Rajaratnam Sentenced to 11 Years Behind Bars


Galleon Group hedge fund Co-founder Raj Rajaratnam was sentenced to 11 years in prison and fined $10 million Thursday for his leading role in one of the biggest insider trading case in decades.

The sentence was much shorter than the 20 years prosecutors had sought, a punishment many thought excessive. Nevertheless, it was one of the harshest sentences ever in an insider-trading case.

“We can only hope that this case will be the wake-up call we said it should be when Mr. Rajaratnam was arrested. Privileged professionals do not get a free pass to pursue profit through corrupt means. The message is the  same for everyone no matter who you are or how much money you have -- obey the law or face the fate of those who don’t,” said Manhattan U.S. Attorney Preet Bharara in statement released after the sentencing hearing.

Rajaratnam is appealing his conviction and is likely to appeal the sentencing.

U.S. District Judge William Holwell cited Rajaratnam’s failing health in handing down a lesser sentence than sought.

Rajaratnam, looking a bit thinner at his sentencing than during his spring trial, though hardly svelte, is suffering from advanced diabetes and faces imminent kidney failure, the judge said.

Still, the judge refused to allow Rajaratnam to remain out of jail on bail while he appeals his conviction, and he was ordered to report to prison on Nov. 28.

Rajaratnam, 54, was convicted in May on 14 felony counts related to insider trading at the Manhattan hedge fund he co-founded.

Key evidence in the case was acquired using wiretaps. It was the first time wiretaps were employed by prosecutors in an insider trading investigation. The technique has in the past generally been reserved for major drug dealers and organized crime figures.

Prosecutors alleged that Rajaratnam raked in an estimated $70 million in illegal profits between 2003 and March 2009 using a network of industry experts and company executives who funneled him inside information.

In some of the 50 tapes played for the jury during Rajaratnam’s seven-week trial in federal court in Manhattan the hedge fund manager seemingly encouraged his employees to perform illegal acts in an effort to boost Galleon’s profits.

Defense attorneys are expected to argue in their appeal that the wiretaps were obtained illegally.

Rajaratnam’s case was part of the largest crackdown on hedge fund insider trading in U.S. history. More than two dozen others have also been charged in the scheme with most of them pleading guilty.

The legal community was split on the sentencing, some arguing it was too lenient and others saying it showed the government is taking insider trading cases seriously.

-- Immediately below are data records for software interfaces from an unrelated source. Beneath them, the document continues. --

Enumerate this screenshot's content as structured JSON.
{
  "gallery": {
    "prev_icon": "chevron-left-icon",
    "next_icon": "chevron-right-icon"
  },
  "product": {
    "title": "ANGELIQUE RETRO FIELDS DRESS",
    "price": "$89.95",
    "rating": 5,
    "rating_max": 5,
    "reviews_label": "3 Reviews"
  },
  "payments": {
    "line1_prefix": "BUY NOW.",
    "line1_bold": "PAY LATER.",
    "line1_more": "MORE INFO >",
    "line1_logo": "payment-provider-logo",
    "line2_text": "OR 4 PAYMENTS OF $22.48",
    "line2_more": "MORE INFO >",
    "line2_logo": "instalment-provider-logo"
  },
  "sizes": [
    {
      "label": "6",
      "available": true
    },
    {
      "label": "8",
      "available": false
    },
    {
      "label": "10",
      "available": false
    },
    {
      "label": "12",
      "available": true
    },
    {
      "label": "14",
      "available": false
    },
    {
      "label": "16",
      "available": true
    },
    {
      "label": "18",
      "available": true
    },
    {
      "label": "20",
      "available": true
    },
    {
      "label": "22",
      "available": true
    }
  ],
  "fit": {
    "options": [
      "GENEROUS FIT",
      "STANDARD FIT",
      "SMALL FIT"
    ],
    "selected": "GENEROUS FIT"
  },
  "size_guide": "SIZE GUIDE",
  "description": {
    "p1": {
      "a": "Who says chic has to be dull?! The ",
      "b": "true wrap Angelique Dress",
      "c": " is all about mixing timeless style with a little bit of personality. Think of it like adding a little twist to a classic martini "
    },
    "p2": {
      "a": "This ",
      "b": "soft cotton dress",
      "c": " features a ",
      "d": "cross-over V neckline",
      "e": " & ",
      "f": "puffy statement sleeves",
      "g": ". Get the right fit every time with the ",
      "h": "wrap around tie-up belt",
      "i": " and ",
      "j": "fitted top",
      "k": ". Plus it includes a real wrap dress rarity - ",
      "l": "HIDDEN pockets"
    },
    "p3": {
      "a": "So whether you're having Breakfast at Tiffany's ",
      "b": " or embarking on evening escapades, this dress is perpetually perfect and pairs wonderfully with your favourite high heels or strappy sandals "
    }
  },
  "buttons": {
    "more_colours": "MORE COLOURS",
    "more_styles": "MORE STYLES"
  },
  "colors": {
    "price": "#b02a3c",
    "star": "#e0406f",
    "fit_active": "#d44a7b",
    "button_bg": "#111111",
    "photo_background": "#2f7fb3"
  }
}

“I thought it was disappointing. A lot of us thought a sentence in the 19-year range was more fitting,” said Andrew Stoltmann, a Chicago-based securities lawyer.

“If Raj Rajaratnam didn’t get the maximum sentence for insider trading than nobody ever will. They had him on tape. He was a serial insider trader with a scheme going on for seven years and (there were) multiple cooperating witnesses testifying against him. It was as strong an insider case as I’ve ever seen,” Stoltmann added.

Former federal prosecutor Jonathan New, now a defense attorney at Baker Hostetler in Manhattan, feels otherwise, citing the fact that Rajaratnam received perhaps the longest sentence ever in an insider-trading case.

“It strikes me as a pretty stiff sentence,” New said. “It says the judges who are supposed to be the arms of justice, they’re viewing (insider trading) as a very serious crime.”

Both attorneys dismissed the notion, made by some critics of expensive and time-consuming insider-trading investigations, that the practice is a so-called victimless crime.

“This goes to the heart of the system. If people are using illegal means to get ahead then everyone else is a loser,” said New.

Stoltmann echoed that sentiment.

“That’s one of the most asinine things I’ve ever heard. There are absolutely victims, but it’s spread among many thousands of victims. Besides, there’s a price for there being a lack of faith in the integrity of the U.S. capital markets.”